Over Spring Break we spent a day together at the beach in Galveston. Even though it was a beautiful sunny day, it was a little chilly out. There were a few daring souls in bikinis, but they weren’t in the water.
They were like lizards, staying close to the sand.
While Oaks and Scott were endlessly passing the football, Noah decided to conquer these rocks. At first it was just a curious journey to the top. But once he found his footing, it became a race against the clock. “Mom, time me!” Which became, “I want to beat my last time!” Which quickly became, “Mom, race me!”
What had appeared such an easy feat for Noah to make it to the top of the rocks in less than thirty seconds, felt a lot more monumental once I was looking down at the giant gaps between the sharp rocks (in my flip-flops). A couple of slips slowed me down. Even though we weren’t very high and the consequences of a fall were probably relatively minor, I had to convince myself to keep moving.
I guess you know who won.
If there’s anything I learned from my younger years as a flight attendant that has served me well, it’s this: a lot of people freeze in emergency situations. It’s why we were trained to yell “Release seatbelts! Release seatbelts!” at the top of our lungs before any other commands.
If we fear we cannot survive, we will often freeze up.
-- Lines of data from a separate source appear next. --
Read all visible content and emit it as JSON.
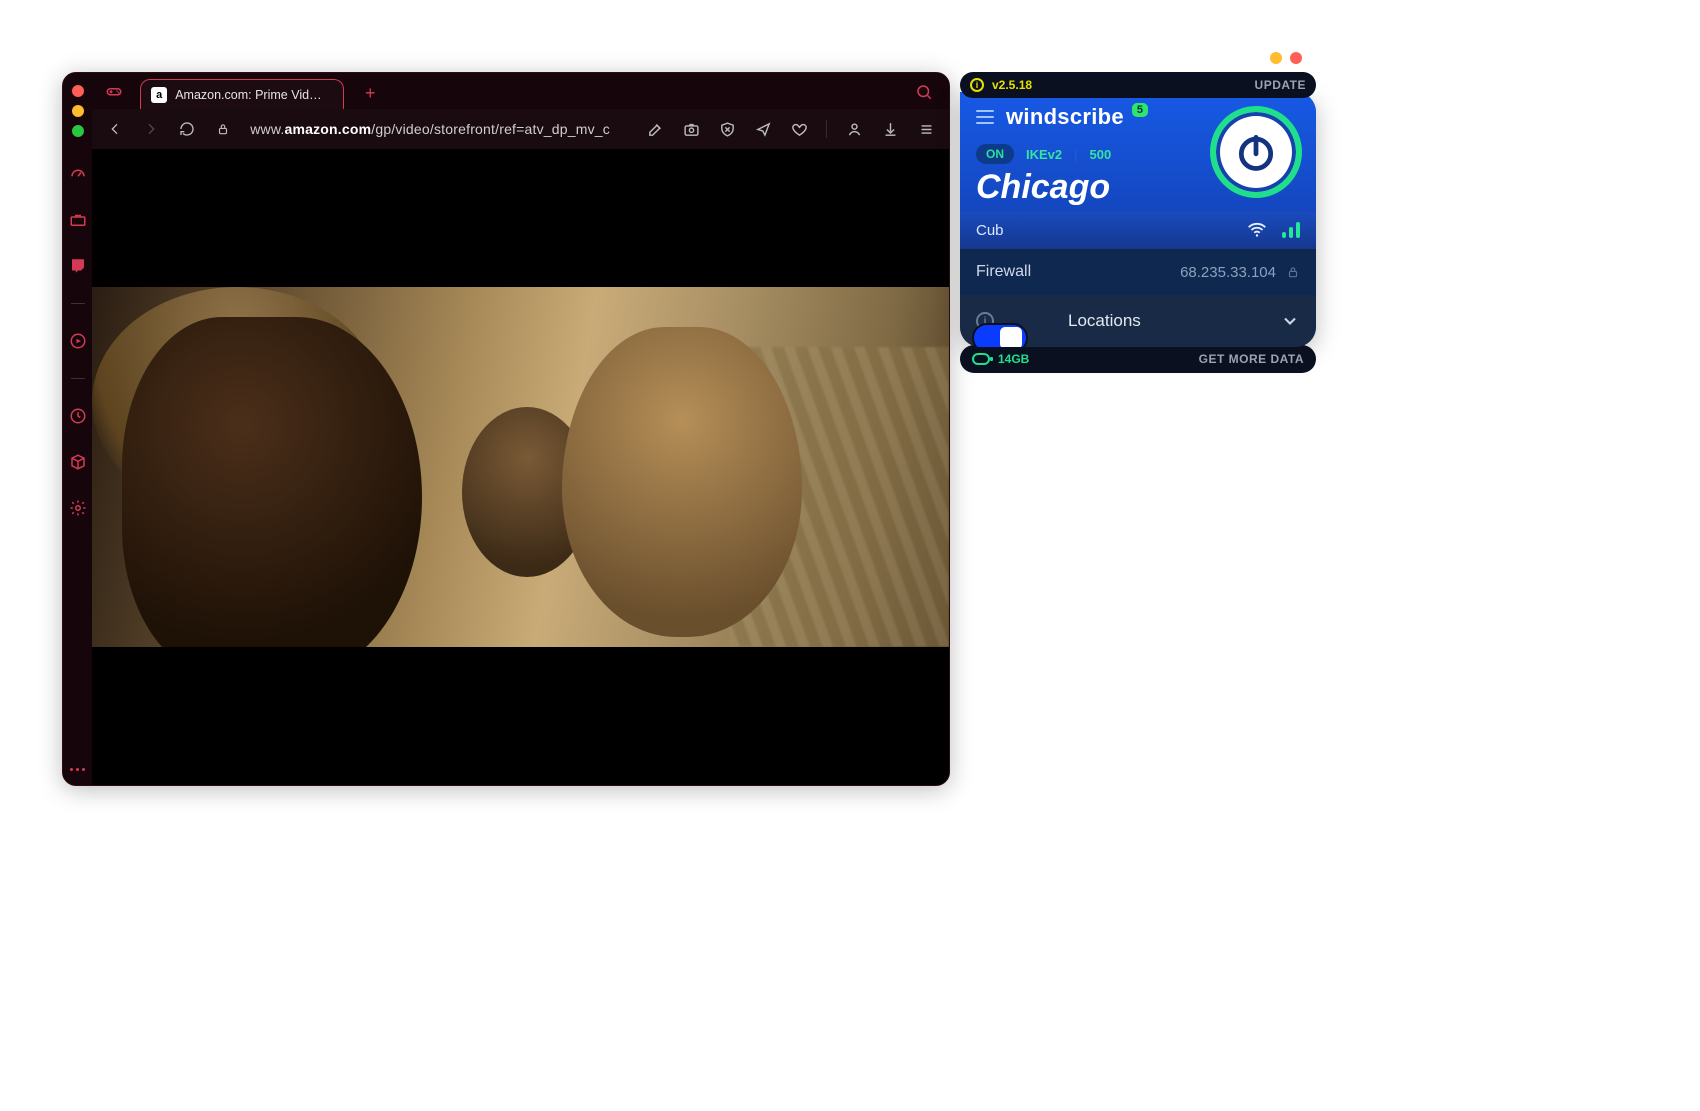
{
  "browser": {
    "tab": {
      "favicon_letter": "a",
      "title": "Amazon.com: Prime Video: Prime"
    },
    "url_display_prefix": "www.",
    "url_display_host": "amazon.com",
    "url_display_path": "/gp/video/storefront/ref=atv_dp_mv_c"
  },
  "windscribe": {
    "version": "v2.5.18",
    "update_label": "UPDATE",
    "brand": "windscribe",
    "notif_badge": "5",
    "status": {
      "on": "ON",
      "protocol": "IKEv2",
      "port": "500"
    },
    "location": "Chicago",
    "sublocation": "Cub",
    "firewall_label": "Firewall",
    "ip": "68.235.33.104",
    "locations_label": "Locations",
    "data_remaining": "14GB",
    "get_more": "GET MORE DATA"
  }
}
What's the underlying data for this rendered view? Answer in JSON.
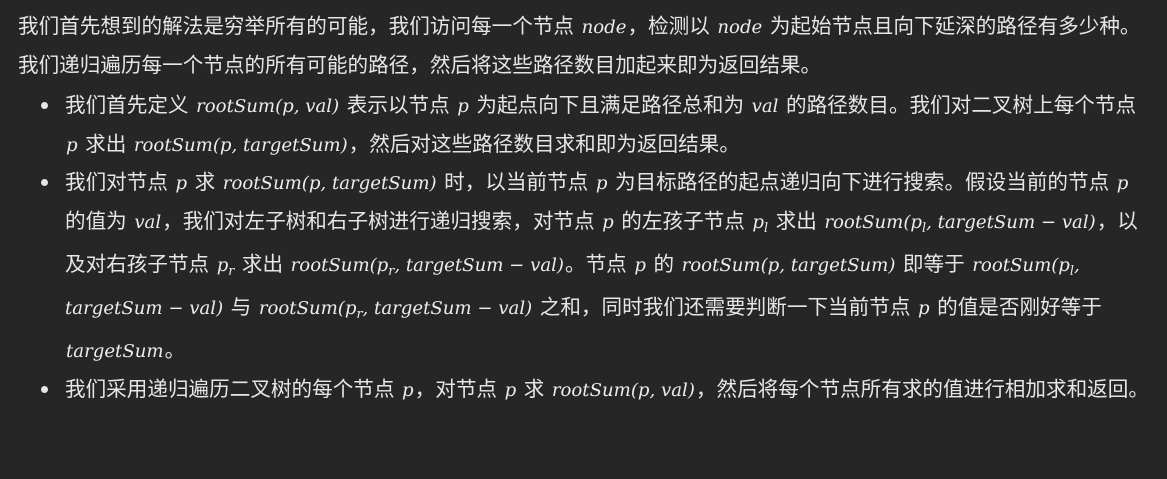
{
  "intro": {
    "t1": "我们首先想到的解法是穷举所有的可能，我们访问每一个节点 ",
    "m1": "node",
    "t2": "，检测以 ",
    "m2": "node",
    "t3": " 为起始节点且向下延深的路径有多少种。我们递归遍历每一个节点的所有可能的路径，然后将这些路径数目加起来即为返回结果。"
  },
  "bullets": [
    {
      "t1": "我们首先定义 ",
      "m1": "rootSum(p, val)",
      "t2": " 表示以节点 ",
      "m2": "p",
      "t3": " 为起点向下且满足路径总和为 ",
      "m3": "val",
      "t4": " 的路径数目。我们对二叉树上每个节点 ",
      "m4": "p",
      "t5": " 求出 ",
      "m5": "rootSum(p, targetSum)",
      "t6": "，然后对这些路径数目求和即为返回结果。"
    },
    {
      "t1": "我们对节点 ",
      "m1": "p",
      "t2": " 求 ",
      "m2": "rootSum(p, targetSum)",
      "t3": " 时，以当前节点 ",
      "m3": "p",
      "t4": " 为目标路径的起点递归向下进行搜索。假设当前的节点 ",
      "m4": "p",
      "t5": " 的值为 ",
      "m5": "val",
      "t6": "，我们对左子树和右子树进行递归搜索，对节点 ",
      "m6": "p",
      "t7": " 的左孩子节点 ",
      "m7_base": "p",
      "m7_sub": "l",
      "t8": " 求出 ",
      "m8_a": "rootSum(p",
      "m8_sub": "l",
      "m8_b": ", targetSum − val)",
      "t9": "，以及对右孩子节点 ",
      "m9_base": "p",
      "m9_sub": "r",
      "t10": " 求出 ",
      "m10_a": "rootSum(p",
      "m10_sub": "r",
      "m10_b": ", targetSum − val)",
      "t11": "。节点 ",
      "m11": "p",
      "t12": " 的 ",
      "m12": "rootSum(p, targetSum)",
      "t13": " 即等于 ",
      "m13_a": "rootSum(p",
      "m13_sub": "l",
      "m13_b": ", targetSum − val)",
      "t14": " 与 ",
      "m14_a": "rootSum(p",
      "m14_sub": "r",
      "m14_b": ", targetSum − val)",
      "t15": " 之和，同时我们还需要判断一下当前节点 ",
      "m15": "p",
      "t16": " 的值是否刚好等于 ",
      "m16": "targetSum",
      "t17": "。"
    },
    {
      "t1": "我们采用递归遍历二叉树的每个节点 ",
      "m1": "p",
      "t2": "，对节点 ",
      "m2": "p",
      "t3": " 求 ",
      "m3": "rootSum(p, val)",
      "t4": "，然后将每个节点所有求的值进行相加求和返回。"
    }
  ]
}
It’s our lizard brain, or the amygdala, hijacking the rational decision-making part of our brain in almost an instant effort to protect us from the pain we might feel. In some horrific circumstances that’s the best thing for it to do, but in our everyday life circumstances, and most emergency situations, it doesn’t serve us very well. Most of the time, we need to fight to stay fully present and allow our thinking brains to make the decisions.
That’s probably why I laughed out-loud when I saw this quote on Pinterest:
Right or wrong, make a decision.
The road of life is pave with flat squirrels who couldn’t make a decision.”
Don’t be a flat squirrel.
Decide in advance, that the next time you’re faced with a situation that feels like it’s threatening your life, but you know it’s really only a decision about which rock to jump to next, stay present.
Make a decision.
You might fail, but it won’t kill you. You might learn. You will grow.
And you might be the first to the top!
to more love,